Here in New York City, we’re coming up on the annual Department of Education’s Respect for All Week. From February 10-14, K-12 school activities promote positive school climates, including the National No One Eats Alone Day on Friday, the 14th (which, of course, is Valentine’s Day). Brilliant!
Whether you live in NYC or not, the week of celebrating all things love is a great opportunity to talk about respect, empathy, inclusion, friendship, and tolerance. Bullying behavior begins young so why not offer some teachable moments that will pay off in long-term, positive ways?
How to Start? Just A.S.K.
Ask kids what friendship and respect mean to them.
It’s a great conversation starter. Most schools talk to kids about respect but what does that mean to them personally? What is friendship? (Good time to share some basics on real friendship. It’s also okay to tell kids that you don’t have to be everyone’s friend, but you do have to be kind to everyone: respect.)
Support their efforts when they respect others. Step in when they need a course correction.
Teach them to be assertive and not aggressive.
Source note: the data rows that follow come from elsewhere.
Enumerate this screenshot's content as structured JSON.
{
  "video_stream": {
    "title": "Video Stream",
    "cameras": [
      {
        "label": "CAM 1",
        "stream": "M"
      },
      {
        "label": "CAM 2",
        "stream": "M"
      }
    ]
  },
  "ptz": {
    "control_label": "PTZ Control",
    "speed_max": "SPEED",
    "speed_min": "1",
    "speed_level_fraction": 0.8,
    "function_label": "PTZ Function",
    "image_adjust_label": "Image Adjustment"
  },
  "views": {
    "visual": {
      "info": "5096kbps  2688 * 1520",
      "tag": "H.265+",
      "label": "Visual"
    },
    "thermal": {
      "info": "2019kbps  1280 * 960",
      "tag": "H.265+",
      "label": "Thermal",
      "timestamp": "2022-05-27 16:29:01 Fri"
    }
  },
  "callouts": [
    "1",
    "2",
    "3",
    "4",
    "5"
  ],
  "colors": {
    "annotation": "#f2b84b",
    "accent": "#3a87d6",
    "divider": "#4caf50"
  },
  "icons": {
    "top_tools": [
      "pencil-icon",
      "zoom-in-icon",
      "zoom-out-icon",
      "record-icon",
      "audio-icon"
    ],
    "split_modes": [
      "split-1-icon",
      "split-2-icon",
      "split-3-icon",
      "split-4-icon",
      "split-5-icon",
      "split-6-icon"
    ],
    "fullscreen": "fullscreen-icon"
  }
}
I like to say that assertive is respectful and helps kids get what they want. Aggressive is not respectful and gets them a trip to the principal’s office. Role playing, including giving good eye contact and standing up straight, is a great teaching tool. They’ll get a kick out of seeing you playing the role of a peer!
Kindness counts and teaching empathy helps.
Empathy can be taught! (I recommend Unselfie by Dr. Michele Borba.)
Teaching Tips: Reading books and watching movies together that have respect and kindness themes (most children’s books and movies use these storylines), doing kind deeds, watching a sibling, or even taking care of a pet. You can even play the “What would you do?” game.
Ask and Listen: Listening is key – but not always easy.
What’s a good post without an embarrassing personal anecdote?
I was having one of those days when doing it all wasn’t working. Although I was on a tight client deadline, I thought I could squeeze in doing a (believe me) critical load of laundry. As I was barreling through the kitchen clutching an overflowing clothes basket, my then 15-year-old daughter looked up and said something to me. I threw the basket down and told her in no uncertain terms that I. could. not. do…One. More. Thing.
She had a stunned look on her face. It dawned on me that she wasn’t asking me to do anything at all. What she said was, I like your lipstick. Luckily, we can laugh about it now but what if she was trying to tell me something important?
Listening Tip: We all have distractions – and many parents admit it’s their cell phones that keep them from giving their full attention. But a good trick is to refocus on what is being said, summarize it with the child to make sure you heard it correctly and then ask a solid follow-up question. (Example: Your friends ignored you today? How did that make you feel? How did you react?) From there you can assess whether this is merely a bump in the road (i.e., a conflict that they can and should handle on their own with some guidance) or whether it’s a pattern that has to be addressed.
Please Note: Many kids don’t necessarily talk or voluntarily share what’s going on. Listening may mean observing. If your quiet child doesn’t seem like themselves, it’s even more important to ASK.
(Parents are powerful…and busy.)
Hopefully, these tips can be folded into everyday life and kids will benefit from having Go-To Trusted Adults in their corner.
And, as always, I’m in YOUR corner. Happy Hearts Day.❤️